Charlotte Grimshaw's home truths
21 May 2021
Charlotte Grimshaw is an award-winning author of seven novels and two short-story collections. She’s also the daughter of another literary giant, C. K. Stead, and it’s her family life that she reflects on in The Mirror Book, a Memoir. She talks to Janet McAllister.
I’ve always been told I come across as ‘frosty and aloof’, but I don’t feel like that at all.
We’re both a little on edge. I’m nervous because I’m interviewing one of the most important Pākehā writers working today. Charlotte Grimshaw is nervous because shyness is one of her natural states.
We’re extra tremulous because I’m here to ask about Charlotte’s extraordinary new memoir The Mirror Book. The book evokes many traumas she’s faced, including those stemming from her complex relationship with her mother, Kay, and her father, Karl – aka C.K. Stead, 88, Emeritus Professor of the University, another of the most important Pākehā writers working today.
“I’ve never done anything so exposing before,” says Charlotte. “It’s nerve-wracking. None of it has been an easy process.”
She wrote the book for her family, “almost as an appeal for empathy, for understanding or acceptance”. The paradox: this family trained in intimate observation – for literature’s sake – does not discuss the personal in real life. They don’t ring; instead they email. They don’t sit down for a heart-to-heart face-to-face; instead they publish.
“If only they’d engaged in a little more conversation, I wouldn’t have gone away and written the book,” Charlotte jokes.
Her husband, Paul, has been immensely encouraging and urged her to publish (“we’re close, he’s a solid character, tough and sanguine”). Other figures in the book – her brother, her daughter – have also received it positively. When we met, Charlotte’s two sons had not finished reading it, but another young relative had written thanking her “for helping with understanding members of the family”.
And her parents? They have read it, but in terms of its effects, just as with the French Revolution, it’s too early to tell.
I’m a stranger in Charlotte’s living room, asking her what it’s like to talk about her crises to strangers in her living room (“It’s very tricky,” responds the meta writer to this meta question).
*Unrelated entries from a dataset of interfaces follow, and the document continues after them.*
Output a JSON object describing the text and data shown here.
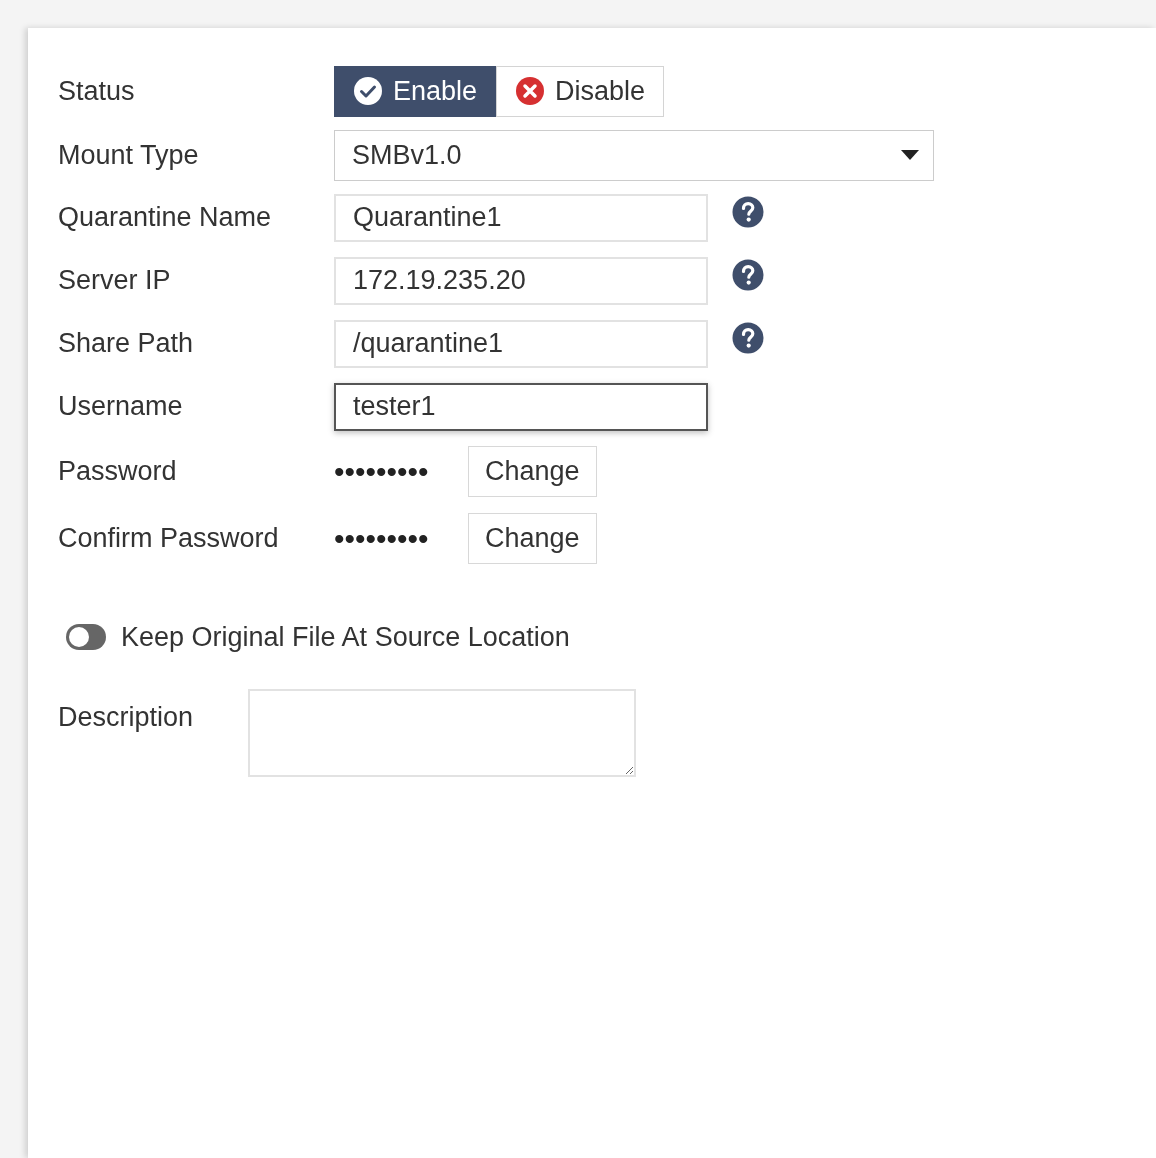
{
  "status": {
    "label": "Status",
    "options": [
      {
        "label": "Enable",
        "kind": "enable",
        "selected": true
      },
      {
        "label": "Disable",
        "kind": "disable",
        "selected": false
      }
    ]
  },
  "mount_type": {
    "label": "Mount Type",
    "value": "SMBv1.0"
  },
  "fields": [
    {
      "label": "Quarantine Name",
      "value": "Quarantine1",
      "help": true,
      "focused": false
    },
    {
      "label": "Server IP",
      "value": "172.19.235.20",
      "help": true,
      "focused": false
    },
    {
      "label": "Share Path",
      "value": "/quarantine1",
      "help": true,
      "focused": false
    },
    {
      "label": "Username",
      "value": "tester1",
      "help": false,
      "focused": true
    }
  ],
  "passwords": [
    {
      "label": "Password",
      "masked": "•••••••••",
      "button": "Change"
    },
    {
      "label": "Confirm Password",
      "masked": "•••••••••",
      "button": "Change"
    }
  ],
  "keep_original": {
    "label": "Keep Original File At Source Location",
    "on": false
  },
  "description": {
    "label": "Description"
  }
}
It’s her trauma, yet she is the one working to put me at ease, kindly pouring me a second glass of water without being asked; asking where I will be most comfortable for the interview, unwilling to reveal her own preference. (We end up on sofa seats below a Karl Maughan garden painting in her classically gorgeous Auckland villa. It’s a pleasant space for a tricky conversation, and the crowded walls testify to the close relationship between New Zealand arts and letters.)
“I’ve always been told I come across as ‘frosty and aloof’, but I don’t feel like that at all,” Charlotte says.
I never contributed in tutorials. I spent the whole time hiding, trying to melt into the background while at the same time finding it fantastically interesting.
Her actions and words throughout the hour are not frosty but generous; the ‘aloof’ reputation is probably because, between her frequent jokey asides, she wears the serious demeanour common among the shy.
She describes her conscientious young student self at the University’s Law School 35 years ago as “spectacularly silent”.
“I was not an outgoing student,” she laughs, in understatement. “I never contributed in tutorials. I spent the whole time hiding, trying to melt into the background while at the same time finding it fantastically interesting.”
She was always drawn to the “human drama” of criminal law – and she uses this interest “in why people commit crime, in antisocial behaviour” in some of her fiction. Although she hasn’t practised law for decades, she’s pleased she studied it: “A law degree gives a good grounding and understanding in the way society works, everything from politics to the constitution of society.”
She did law to do something different from her family – but ended up getting a two-book deal by her late twenties, living in London with young children. Given the level of literary triumph her family was used to, did she realise what a massive achievement that was?
“Probably not,” she says. “I wouldn’t have been thrilled. I would have been focused and nervous about how to get it done.”
I ask what she does to relax. She responds with a quote from a midlife-crisis novel from fellow famous literary offspring Martin Amis: “We are the unrelaxed.”
“The way I relax is usually with furious exercise to burn off being so unrelaxed,” she says. She walks her dog, Phillip, whose unwitting namesake is an Irish writer Charlotte once met at a literary festival.
Her long list of successes is stunning: seven novels, two short-story collections, the Montana Medal for fiction, the BNZ Katherine Mansfield Award, two-time Voyager Media Awards Reviewer of the Year… the list goes on. And so The Mirror Book is a compelling look behind-the-scenes of a pre-eminent literary family. But it’s also a remarkably relatable book – after gulping it down within 24 hours, I recommended it to several friends, because the feelings and attitudes Charlotte describes echo some of their own. A clinical psychologist even urged Charlotte to publish it.
“Since I think of the book as a bit of a plea for empathy and for treating each other better, I love the idea that people can relate to it,” says Charlotte. “Even better if it helps with understanding.”